It’s time to be blunt: It’s not just that Sean Spicer made a comment that was outrageously ignorant when he told reporters that Syria’s Bashar Assad was even worse than “someone as despicable as Hitler who didn’t even sink to using chemical weapons.” Even Spicer realized that he had voluntarily stepped into the fecal version of quicksand. As disgusting as his remark was, it’s not the only reason he’s getting such a public flogging. The reason everyone is pounding on Spicer is that he has been a jerk ever since he became press secretary to Donald Trump. His belligerence and his pathetic attempts to stomp on reporters at the behest of his boss, the bully in chief, has meant that no one is willing to cut Spicer any slack whatsoever. One could call him a clown, because time and again he’s hit himself in the face with a pie. Suddenly the humiliated clown has been forced to grovel and try to recover his malicious mojo.
As punishment, the president should have ordered him off Air Force One and specified that on all trips Spicer will have to fly on United Airlines. But all would not be lost; perhaps he could get an upgrade to seats where there’s less danger of being violently removed. Normally on United you have to pay extra for that, but Sean could earn a premium status by offering public-relations advice to United CEO Oscar Munoz, aka “Oscar the Slouch,” aka “Tony Tone Deaf.”
There are few people who could benefit from Spicer’s counsel, but Munoz seems to comprehend so little about corporate image-making that he might pick up a tip or two.

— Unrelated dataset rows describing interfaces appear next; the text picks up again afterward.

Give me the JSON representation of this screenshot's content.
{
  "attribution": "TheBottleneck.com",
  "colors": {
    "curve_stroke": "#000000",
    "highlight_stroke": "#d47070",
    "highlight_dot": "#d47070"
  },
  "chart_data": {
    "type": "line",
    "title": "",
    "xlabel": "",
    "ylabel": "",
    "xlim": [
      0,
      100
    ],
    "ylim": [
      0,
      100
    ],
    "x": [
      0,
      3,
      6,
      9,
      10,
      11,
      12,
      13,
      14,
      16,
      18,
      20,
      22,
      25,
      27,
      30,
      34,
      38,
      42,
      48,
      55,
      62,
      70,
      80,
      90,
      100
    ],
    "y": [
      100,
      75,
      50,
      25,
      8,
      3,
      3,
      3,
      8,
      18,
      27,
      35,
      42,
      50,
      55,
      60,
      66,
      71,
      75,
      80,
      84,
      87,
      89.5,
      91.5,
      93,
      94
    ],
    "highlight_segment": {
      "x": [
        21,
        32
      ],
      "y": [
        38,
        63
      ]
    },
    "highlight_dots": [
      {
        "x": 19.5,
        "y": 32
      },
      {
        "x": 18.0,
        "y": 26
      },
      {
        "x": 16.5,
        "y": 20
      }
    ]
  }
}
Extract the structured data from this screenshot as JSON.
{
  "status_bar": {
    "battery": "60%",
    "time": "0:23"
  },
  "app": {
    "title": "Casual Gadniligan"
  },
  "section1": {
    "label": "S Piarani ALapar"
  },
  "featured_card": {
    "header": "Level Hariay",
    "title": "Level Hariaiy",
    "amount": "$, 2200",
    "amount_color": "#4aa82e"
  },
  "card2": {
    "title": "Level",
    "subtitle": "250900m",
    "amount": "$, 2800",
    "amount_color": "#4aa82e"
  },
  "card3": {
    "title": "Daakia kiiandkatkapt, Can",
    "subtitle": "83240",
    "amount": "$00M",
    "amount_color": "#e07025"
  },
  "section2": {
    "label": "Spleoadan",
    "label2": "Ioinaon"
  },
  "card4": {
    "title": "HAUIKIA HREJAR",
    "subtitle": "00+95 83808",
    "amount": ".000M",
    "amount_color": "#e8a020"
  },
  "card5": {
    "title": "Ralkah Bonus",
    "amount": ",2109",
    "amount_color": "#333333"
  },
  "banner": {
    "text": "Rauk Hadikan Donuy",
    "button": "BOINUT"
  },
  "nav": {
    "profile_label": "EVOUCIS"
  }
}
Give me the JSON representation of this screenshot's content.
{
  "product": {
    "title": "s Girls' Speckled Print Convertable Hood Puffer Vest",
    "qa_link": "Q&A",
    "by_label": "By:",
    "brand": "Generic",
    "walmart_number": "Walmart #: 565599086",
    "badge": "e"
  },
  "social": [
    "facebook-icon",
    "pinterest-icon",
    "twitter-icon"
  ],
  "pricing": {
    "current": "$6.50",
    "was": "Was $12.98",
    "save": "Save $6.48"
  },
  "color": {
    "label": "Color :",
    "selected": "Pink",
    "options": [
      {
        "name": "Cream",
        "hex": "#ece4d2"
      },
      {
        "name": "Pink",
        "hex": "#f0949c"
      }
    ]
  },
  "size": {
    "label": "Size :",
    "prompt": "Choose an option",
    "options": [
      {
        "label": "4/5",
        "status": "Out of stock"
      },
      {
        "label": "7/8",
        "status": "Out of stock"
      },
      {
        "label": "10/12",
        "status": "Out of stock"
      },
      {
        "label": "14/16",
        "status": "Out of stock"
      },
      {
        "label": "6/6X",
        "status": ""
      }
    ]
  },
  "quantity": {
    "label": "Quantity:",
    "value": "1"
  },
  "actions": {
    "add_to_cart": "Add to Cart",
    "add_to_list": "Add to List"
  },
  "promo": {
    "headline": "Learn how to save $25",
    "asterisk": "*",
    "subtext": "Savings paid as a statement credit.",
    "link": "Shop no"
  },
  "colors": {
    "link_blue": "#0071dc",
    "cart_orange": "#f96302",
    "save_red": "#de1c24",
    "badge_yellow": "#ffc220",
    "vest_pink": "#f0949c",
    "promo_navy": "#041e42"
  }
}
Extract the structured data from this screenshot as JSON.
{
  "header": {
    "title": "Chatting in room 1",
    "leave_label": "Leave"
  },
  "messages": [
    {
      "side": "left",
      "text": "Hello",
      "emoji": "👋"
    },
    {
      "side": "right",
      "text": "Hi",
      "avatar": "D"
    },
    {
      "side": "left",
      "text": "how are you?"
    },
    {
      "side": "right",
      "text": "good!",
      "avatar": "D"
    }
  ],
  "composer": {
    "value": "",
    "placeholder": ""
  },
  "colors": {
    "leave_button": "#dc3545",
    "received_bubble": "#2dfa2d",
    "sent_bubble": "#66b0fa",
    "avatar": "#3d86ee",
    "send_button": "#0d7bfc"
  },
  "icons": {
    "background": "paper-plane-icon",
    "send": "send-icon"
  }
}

This is a man who required several attempts to appropriately react in horror to the video of a passenger being mugged by security people at his airline’s behest. The passenger was dragged down the aisle because he had refused to give up his seat in one of those maddening overbooking scenarios. The passenger ended up in the hospital. Actually, Munoz called it “reaccommodating,” which is the sterile language his industry uses to describe a passenger being coerced to give up the seat he or she had purchased in good faith to go from one place to another.
Munoz was defensive at first, insisting the bloodied passenger had been “disruptive.” I suppose being manhandled by aviation security can make one “disruptive.” Besides, the real unruly ones were the other passengers who shot videos and uploaded them immediately for the world to see. At any rate, Munoz’s initial response caused such an uproar — and more importantly to United, skittish investors dropped the company’s stock like a stone, costing hundreds of millions of dollars — that he made a few more passes at it. The third time, he seemed to get it right:
“Like you, I continue to be disturbed by what happened on this flight and I deeply apologize to the customer forcibly removed and to all the customers aboard. No one should ever be mistreated this way.” Ah yes, there’s nothing like contrition inspired by a financial drubbing and the threat of a huge lawsuit by the passenger.
Actually, Sean Spicer may not be the best one to deliver advice. President Donald Trump, the guy for whom he flacks, doesn’t apologize for anything, except for that time he was caught on tape talking about how he assaults women by grabbing their private parts. Plus, like Trump, United Airlines has had one PR problem after another, to the point that the “Friendly Skies” have become hostile. In fact, the whole industry is widely unpopular because grubby profitmongering has made commercial plane travel pure torture.
Similar to the airlines, Spicer is suffering from a reservoir of bad will. Like Munoz, his performance shows that he’s in way over his head. We’ll just have to see if this is the time that either or both of them are grounded for good.
Bob Franken is a longtime broadcast journalist, including 20 years at CNN.